(Website and app data records)
- - -

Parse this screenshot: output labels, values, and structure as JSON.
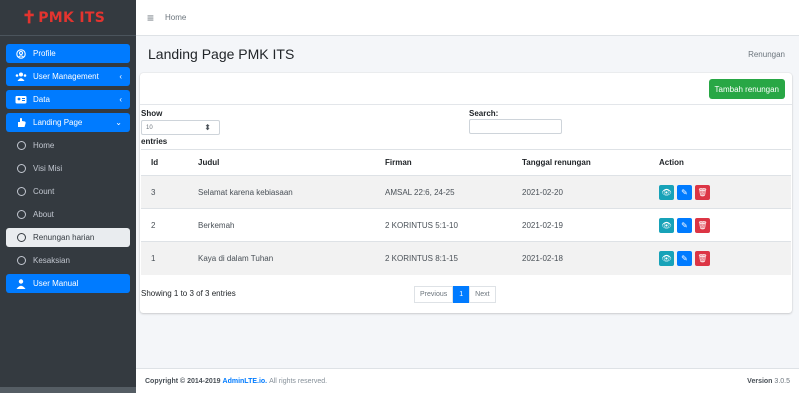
{
  "brand": {
    "symbol": "✝",
    "name": "PMK ITS"
  },
  "sidebar": {
    "items": [
      {
        "label": "Profile",
        "icon": "user-circle-icon",
        "state": "active"
      },
      {
        "label": "User Management",
        "icon": "users-icon",
        "state": "normal",
        "chevron": "‹"
      },
      {
        "label": "Data",
        "icon": "user-tie-icon",
        "state": "normal",
        "chevron": "‹"
      },
      {
        "label": "Landing Page",
        "icon": "hand-icon",
        "state": "active",
        "chevron": "⌄"
      },
      {
        "label": "Home",
        "icon": "circle-icon",
        "state": "normal"
      },
      {
        "label": "Visi Misi",
        "icon": "circle-icon",
        "state": "normal"
      },
      {
        "label": "Count",
        "icon": "circle-icon",
        "state": "normal"
      },
      {
        "label": "About",
        "icon": "circle-icon",
        "state": "normal"
      },
      {
        "label": "Renungan harian",
        "icon": "circle-icon",
        "state": "light"
      },
      {
        "label": "Kesaksian",
        "icon": "circle-icon",
        "state": "normal"
      },
      {
        "label": "User Manual",
        "icon": "user-manual-icon",
        "state": "active"
      }
    ]
  },
  "topbar": {
    "menu_icon": "≡",
    "home": "Home"
  },
  "header": {
    "title": "Landing Page PMK ITS",
    "breadcrumb": "Renungan"
  },
  "card": {
    "add_button": "Tambah renungan",
    "show_label": "Show",
    "show_value": "10",
    "entries_label": "entries",
    "search_label": "Search:",
    "search_value": ""
  },
  "table": {
    "columns": [
      "Id",
      "Judul",
      "Firman",
      "Tanggal renungan",
      "Action"
    ],
    "rows": [
      {
        "id": "3",
        "judul": "Selamat karena kebiasaan",
        "firman": "AMSAL 22:6, 24-25",
        "tanggal": "2021-02-20"
      },
      {
        "id": "2",
        "judul": "Berkemah",
        "firman": "2 KORINTUS 5:1-10",
        "tanggal": "2021-02-19"
      },
      {
        "id": "1",
        "judul": "Kaya di dalam Tuhan",
        "firman": "2 KORINTUS 8:1-15",
        "tanggal": "2021-02-18"
      }
    ]
  },
  "pagination": {
    "info": "Showing 1 to 3 of 3 entries",
    "previous": "Previous",
    "current": "1",
    "next": "Next"
  },
  "footer": {
    "copyright": "Copyright © 2014-2019",
    "link": "AdminLTE.io.",
    "rights": "All rights reserved.",
    "version_label": "Version",
    "version": "3.0.5"
  },
  "colors": {
    "sidebar_bg": "#343a40",
    "brand": "#e3342f",
    "primary": "#007bff",
    "success": "#28a745",
    "info": "#17a2b8",
    "danger": "#dc3545"
  }
}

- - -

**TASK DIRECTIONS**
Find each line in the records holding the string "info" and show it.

**YOUR SOLUTION**
    "info": "Showing 1 to 3 of 3 entries",
    "info": "#17a2b8",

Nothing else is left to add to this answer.